The patter of little feet.
That little girl, again.
With one last look at the laundry room, Chike started forward. He felt like John Coffey in Stephen King’s book, The Green Mile; he felt as though he were walking the mile, except that no one was here to walk with him, and he was not going to die on an electric chair.
He had no idea that the electric chair was actually a better and more merciful proposition.
Chike got to the end of the corridor and stepped through the double doors on the left into the stairwell. It was noticeably colder now, even with his jacket on. Maybe they’d turned off the heaters or something.
But someone had to be up there.
He strained his ears. He heard/felt the hum of machinery; maybe the washing machines, maybe heaters somewhere in this building. Maybe both.
His heart beating a staccato rhythm, Chike started up the steps.
Chike tried as much as possible to walk silently on the stairs; he had no idea why he was doing it at all, just that he had to. Still, his footsteps sounded as loud as gunshots to his ears.
And the temperature still seemed to be continually dropping. He wasn’t shivering yet, but Chike was sure that he would be, soon enough.
He got to the landing, then walked through double doors identical to the doors downstairs, into the Postgraduate Restaurant.
The EMPTY Postgraduate Restaurant.
The large room felt….asleep. Or dead. All the tables and chairs were neatly arranged but the counter was empty. Like they didn’t plan to open for business today. Chike walked forward tentatively, going around tables and chairs. He looked out the other side; through the glass, the construction project loomed larger than life. It was still overcast outside.
Chike snapped his head around quickly. His eyes darted about.
“Hello?” Chike called out feebly. Then, clearing his throat, a bit louder this time, “Hello?”
A creak from behind him.
He whirled around.
Full-out, childish laughter. It seemed to have come from behind the refrigerator at the other side of the room, opposite the Fire Escape next to the counter.
Is she trying to scare me or what? This was crazy. Time to end this madness. He was going to get this girl, find her Mum and then get the hell out of here.
Chike traversed the room, his anger rising slowly, but surely.
Is she trying to put me in trouble? Taunt me?
Where in God’s name is her bloody mother?
He got to the fridge.
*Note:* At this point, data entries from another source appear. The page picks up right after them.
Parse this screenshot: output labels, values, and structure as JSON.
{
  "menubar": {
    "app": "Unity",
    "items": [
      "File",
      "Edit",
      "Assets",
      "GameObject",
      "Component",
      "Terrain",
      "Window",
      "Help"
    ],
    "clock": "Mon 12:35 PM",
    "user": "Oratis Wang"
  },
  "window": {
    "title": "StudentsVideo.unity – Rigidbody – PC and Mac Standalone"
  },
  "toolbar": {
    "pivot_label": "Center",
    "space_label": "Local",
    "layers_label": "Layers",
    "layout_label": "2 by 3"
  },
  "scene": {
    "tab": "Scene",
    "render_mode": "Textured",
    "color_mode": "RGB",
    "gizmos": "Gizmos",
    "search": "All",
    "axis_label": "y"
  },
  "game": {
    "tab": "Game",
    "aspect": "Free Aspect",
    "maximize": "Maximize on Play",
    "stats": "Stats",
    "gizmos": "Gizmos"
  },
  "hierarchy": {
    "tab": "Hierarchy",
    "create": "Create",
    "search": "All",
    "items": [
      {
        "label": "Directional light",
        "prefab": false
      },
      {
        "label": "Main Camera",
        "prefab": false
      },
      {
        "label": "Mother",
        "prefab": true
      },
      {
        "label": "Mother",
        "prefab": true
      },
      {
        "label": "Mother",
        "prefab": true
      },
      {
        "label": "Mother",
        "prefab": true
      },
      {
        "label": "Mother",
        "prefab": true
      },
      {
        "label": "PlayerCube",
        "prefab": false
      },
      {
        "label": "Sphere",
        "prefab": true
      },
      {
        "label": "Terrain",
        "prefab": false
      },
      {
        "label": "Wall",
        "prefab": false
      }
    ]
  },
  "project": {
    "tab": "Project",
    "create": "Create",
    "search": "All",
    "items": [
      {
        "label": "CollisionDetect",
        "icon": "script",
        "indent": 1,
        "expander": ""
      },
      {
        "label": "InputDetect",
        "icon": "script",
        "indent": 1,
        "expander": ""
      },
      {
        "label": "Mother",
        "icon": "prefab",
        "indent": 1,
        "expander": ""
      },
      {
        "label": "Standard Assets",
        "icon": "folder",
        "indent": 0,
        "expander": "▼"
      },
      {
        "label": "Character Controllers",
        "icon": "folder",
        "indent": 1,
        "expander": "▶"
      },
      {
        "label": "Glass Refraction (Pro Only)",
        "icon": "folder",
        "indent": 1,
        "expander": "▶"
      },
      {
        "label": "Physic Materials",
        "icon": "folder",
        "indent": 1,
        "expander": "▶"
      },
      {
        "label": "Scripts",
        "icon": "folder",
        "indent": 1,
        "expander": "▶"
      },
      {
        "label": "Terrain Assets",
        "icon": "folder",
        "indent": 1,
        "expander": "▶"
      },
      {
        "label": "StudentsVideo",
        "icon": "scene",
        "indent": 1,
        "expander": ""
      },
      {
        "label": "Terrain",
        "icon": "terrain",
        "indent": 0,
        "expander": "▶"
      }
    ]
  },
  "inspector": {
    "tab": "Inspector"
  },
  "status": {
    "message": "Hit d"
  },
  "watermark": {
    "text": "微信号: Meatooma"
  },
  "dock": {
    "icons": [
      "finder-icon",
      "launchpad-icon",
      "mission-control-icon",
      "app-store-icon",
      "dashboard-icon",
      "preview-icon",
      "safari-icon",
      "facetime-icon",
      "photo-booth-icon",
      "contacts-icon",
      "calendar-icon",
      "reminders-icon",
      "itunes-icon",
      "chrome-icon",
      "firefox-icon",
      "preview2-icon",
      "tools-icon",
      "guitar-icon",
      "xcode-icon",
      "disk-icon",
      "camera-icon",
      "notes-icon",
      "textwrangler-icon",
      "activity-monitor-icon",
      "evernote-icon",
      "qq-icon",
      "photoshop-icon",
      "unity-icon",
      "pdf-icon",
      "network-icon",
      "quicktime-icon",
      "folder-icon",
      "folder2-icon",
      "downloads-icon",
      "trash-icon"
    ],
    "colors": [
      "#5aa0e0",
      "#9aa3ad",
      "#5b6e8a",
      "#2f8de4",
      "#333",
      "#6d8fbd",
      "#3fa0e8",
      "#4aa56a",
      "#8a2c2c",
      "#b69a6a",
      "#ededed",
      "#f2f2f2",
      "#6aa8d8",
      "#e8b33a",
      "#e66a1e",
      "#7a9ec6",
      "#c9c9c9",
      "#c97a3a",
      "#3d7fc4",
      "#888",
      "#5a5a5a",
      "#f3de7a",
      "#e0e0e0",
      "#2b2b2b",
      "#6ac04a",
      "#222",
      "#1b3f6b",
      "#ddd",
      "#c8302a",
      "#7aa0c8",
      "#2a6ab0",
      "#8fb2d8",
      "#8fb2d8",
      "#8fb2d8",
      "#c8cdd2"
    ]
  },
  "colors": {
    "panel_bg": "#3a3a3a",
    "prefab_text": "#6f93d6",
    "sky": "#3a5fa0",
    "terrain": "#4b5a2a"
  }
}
No one was behind it. No one could’ve stayed in the space between the fridge and the wall; too small for even a baby.
What was this, Halloween? Halloween was long gone. Months ago!
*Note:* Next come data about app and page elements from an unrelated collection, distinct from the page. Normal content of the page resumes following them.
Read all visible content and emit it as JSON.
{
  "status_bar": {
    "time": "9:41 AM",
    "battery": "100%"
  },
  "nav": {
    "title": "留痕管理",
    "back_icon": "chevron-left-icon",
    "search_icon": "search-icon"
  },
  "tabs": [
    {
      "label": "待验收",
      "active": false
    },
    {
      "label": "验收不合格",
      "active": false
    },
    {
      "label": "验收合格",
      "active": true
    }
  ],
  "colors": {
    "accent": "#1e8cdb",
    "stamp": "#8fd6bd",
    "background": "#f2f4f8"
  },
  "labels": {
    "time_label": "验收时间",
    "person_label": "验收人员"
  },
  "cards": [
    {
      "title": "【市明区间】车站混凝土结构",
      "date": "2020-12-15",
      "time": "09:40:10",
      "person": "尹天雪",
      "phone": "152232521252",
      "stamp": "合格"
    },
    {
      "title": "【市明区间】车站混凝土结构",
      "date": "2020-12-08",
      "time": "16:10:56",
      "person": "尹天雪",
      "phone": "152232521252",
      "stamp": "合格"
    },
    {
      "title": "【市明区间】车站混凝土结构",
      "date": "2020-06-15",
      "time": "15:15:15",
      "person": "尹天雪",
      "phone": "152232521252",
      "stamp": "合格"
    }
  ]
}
The laughter, again. It must’ve been the acoustics of the room, but the laughter seemed to come simultaneously from beside him and from everywhere in the room. But Chike was beyond angry now to give it a thought. He was MAD. Barely holding his rage in check, Chike turned around, his anger on the tip of his tongue, about to be released in a roar once he saw her. Damn the consequences, this had gone too far. He strode off, seething.
A flash of white, and he choked on his anger.
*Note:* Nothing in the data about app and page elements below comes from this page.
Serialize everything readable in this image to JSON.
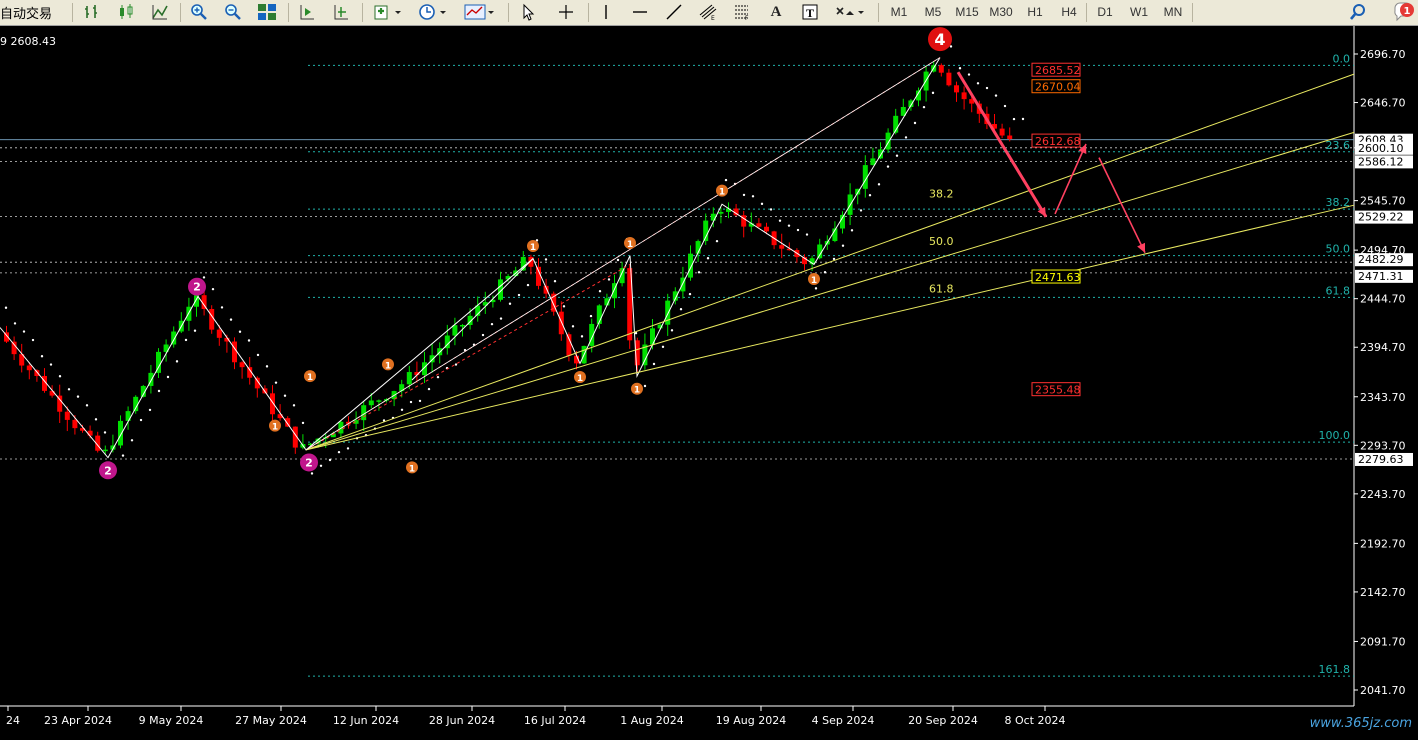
{
  "toolbar": {
    "auto_trade_label": "自动交易",
    "timeframes": [
      "M1",
      "M5",
      "M15",
      "M30",
      "H1",
      "H4",
      "D1",
      "W1",
      "MN"
    ],
    "text_tool": "A",
    "label_tool": "T",
    "notification_count": "1"
  },
  "chart": {
    "current_price_label": "9 2608.43",
    "price_axis_ticks": [
      "2696.70",
      "2646.70",
      "2600.10",
      "2545.70",
      "2494.70",
      "2444.70",
      "2394.70",
      "2343.70",
      "2293.70",
      "2243.70",
      "2192.70",
      "2142.70",
      "2091.70",
      "2041.70"
    ],
    "price_axis_markers": [
      {
        "text": "2608.43",
        "bg": "#FFFFFF",
        "fg": "#000000"
      },
      {
        "text": "2600.10",
        "bg": "#FFFFFF",
        "fg": "#000000"
      },
      {
        "text": "2586.12",
        "bg": "#FFFFFF",
        "fg": "#000000"
      },
      {
        "text": "2529.22",
        "bg": "#FFFFFF",
        "fg": "#000000"
      },
      {
        "text": "2482.29",
        "bg": "#FFFFFF",
        "fg": "#000000"
      },
      {
        "text": "2471.31",
        "bg": "#FFFFFF",
        "fg": "#000000"
      },
      {
        "text": "2279.63",
        "bg": "#FFFFFF",
        "fg": "#000000"
      }
    ],
    "date_axis": [
      "24",
      "23 Apr 2024",
      "9 May 2024",
      "27 May 2024",
      "12 Jun 2024",
      "28 Jun 2024",
      "16 Jul 2024",
      "1 Aug 2024",
      "19 Aug 2024",
      "4 Sep 2024",
      "20 Sep 2024",
      "8 Oct 2024"
    ],
    "fib_levels": [
      {
        "label": "0.0",
        "price": 2685
      },
      {
        "label": "23.6",
        "price": 2596
      },
      {
        "label": "38.2",
        "price": 2537
      },
      {
        "label": "50.0",
        "price": 2489
      },
      {
        "label": "61.8",
        "price": 2446
      },
      {
        "label": "100.0",
        "price": 2297
      },
      {
        "label": "161.8",
        "price": 2056
      }
    ],
    "fan_labels": [
      "38.2",
      "50.0",
      "61.8"
    ],
    "boxed_labels": [
      {
        "text": "2685.52",
        "color": "#FF3030"
      },
      {
        "text": "2670.04",
        "color": "#FF6A00"
      },
      {
        "text": "2612.68",
        "color": "#FF3030"
      },
      {
        "text": "2471.63",
        "color": "#FFFF00"
      },
      {
        "text": "2355.48",
        "color": "#FF3030"
      }
    ],
    "wave_marks": [
      {
        "text": "2",
        "color": "#C0168C"
      },
      {
        "text": "2",
        "color": "#C0168C"
      },
      {
        "text": "2",
        "color": "#C0168C"
      },
      {
        "text": "4",
        "color": "#E01010"
      }
    ],
    "swing_mark": "1",
    "watermark": "www.365jz.com",
    "colors": {
      "bull": "#00E000",
      "bear": "#FF0000",
      "fib": "#20B2AA",
      "axis": "#FFFFFF"
    }
  }
}
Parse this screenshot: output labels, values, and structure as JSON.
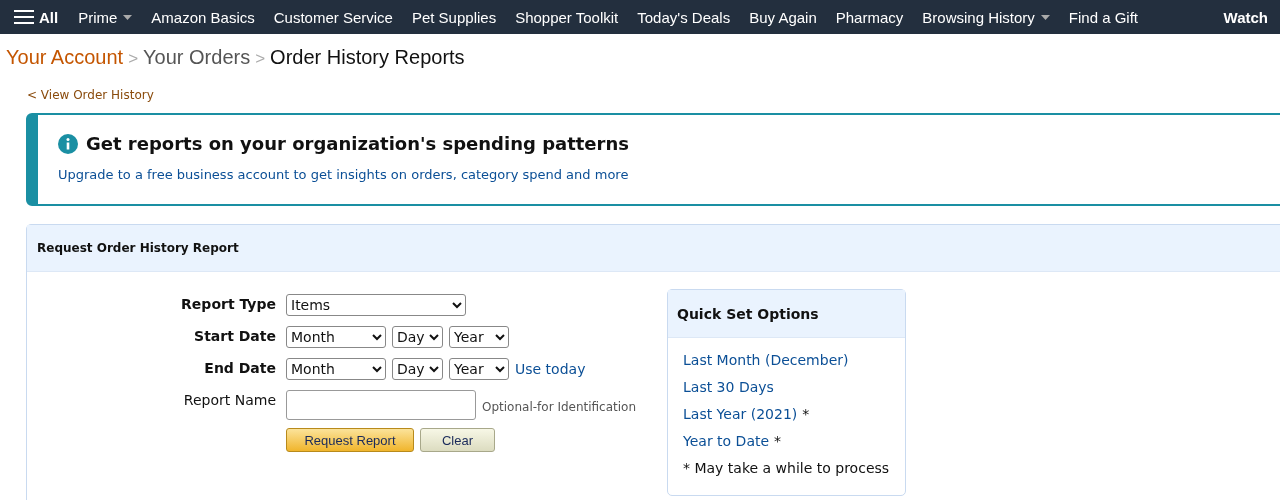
{
  "nav": {
    "menu_label": "All",
    "items": [
      {
        "label": "Prime",
        "dropdown": true
      },
      {
        "label": "Amazon Basics",
        "dropdown": false
      },
      {
        "label": "Customer Service",
        "dropdown": false
      },
      {
        "label": "Pet Supplies",
        "dropdown": false
      },
      {
        "label": "Shopper Toolkit",
        "dropdown": false
      },
      {
        "label": "Today's Deals",
        "dropdown": false
      },
      {
        "label": "Buy Again",
        "dropdown": false
      },
      {
        "label": "Pharmacy",
        "dropdown": false
      },
      {
        "label": "Browsing History",
        "dropdown": true
      },
      {
        "label": "Find a Gift",
        "dropdown": false
      }
    ],
    "promo": "Watch"
  },
  "breadcrumb": [
    {
      "label": "Your Account",
      "kind": "link"
    },
    {
      "label": "Your Orders",
      "kind": "link"
    },
    {
      "label": "Order History Reports",
      "kind": "current"
    }
  ],
  "breadcrumb_separator": ">",
  "back_link": "< View Order History",
  "info_banner": {
    "title": "Get reports on your organization's spending patterns",
    "link": "Upgrade to a free business account to get insights on orders, category spend and more"
  },
  "report_panel": {
    "title": "Request Order History Report",
    "fields": [
      {
        "label": "Report Type",
        "kind": "select",
        "values": [
          "Items"
        ]
      },
      {
        "label": "Start Date",
        "kind": "date",
        "values": [
          "Month",
          "Day",
          "Year"
        ]
      },
      {
        "label": "End Date",
        "kind": "date",
        "values": [
          "Month",
          "Day",
          "Year"
        ],
        "link": "Use today"
      },
      {
        "label": "Report Name",
        "kind": "text",
        "hint": "Optional-for Identification"
      }
    ],
    "buttons": [
      {
        "label": "Request Report",
        "kind": "primary"
      },
      {
        "label": "Clear",
        "kind": "secondary"
      }
    ],
    "quick_set": {
      "title": "Quick Set Options",
      "options": [
        {
          "label": "Last Month (December)"
        },
        {
          "label": "Last 30 Days"
        },
        {
          "label": "Last Year (2021)",
          "note": "*"
        },
        {
          "label": "Year to Date",
          "note": "*"
        }
      ],
      "footnote": "* May take a while to process"
    }
  }
}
Chike stood stock-still. His head felt empty, as though the wind wasn’t outside but in his head.
It can’t be. It was empty.
Like an old man with a backache, Chike turned, so afraid but helpless.
Jesus Christ please save me please help me I’m going crazy I’m mad already please help me he-
In the lowest compartment of the fridge, the girl sat on her haunches, clutching her knees, eyes closed. Like she was sleeping. The fluorescent light in the fridge made her appear almost as white as her dress. Her hair half-obscured her profile.
Slowly her head turned, and Chike’s jaw hung open, slack. He felt boneless.
Then she opened her eyes.
They were blood-red.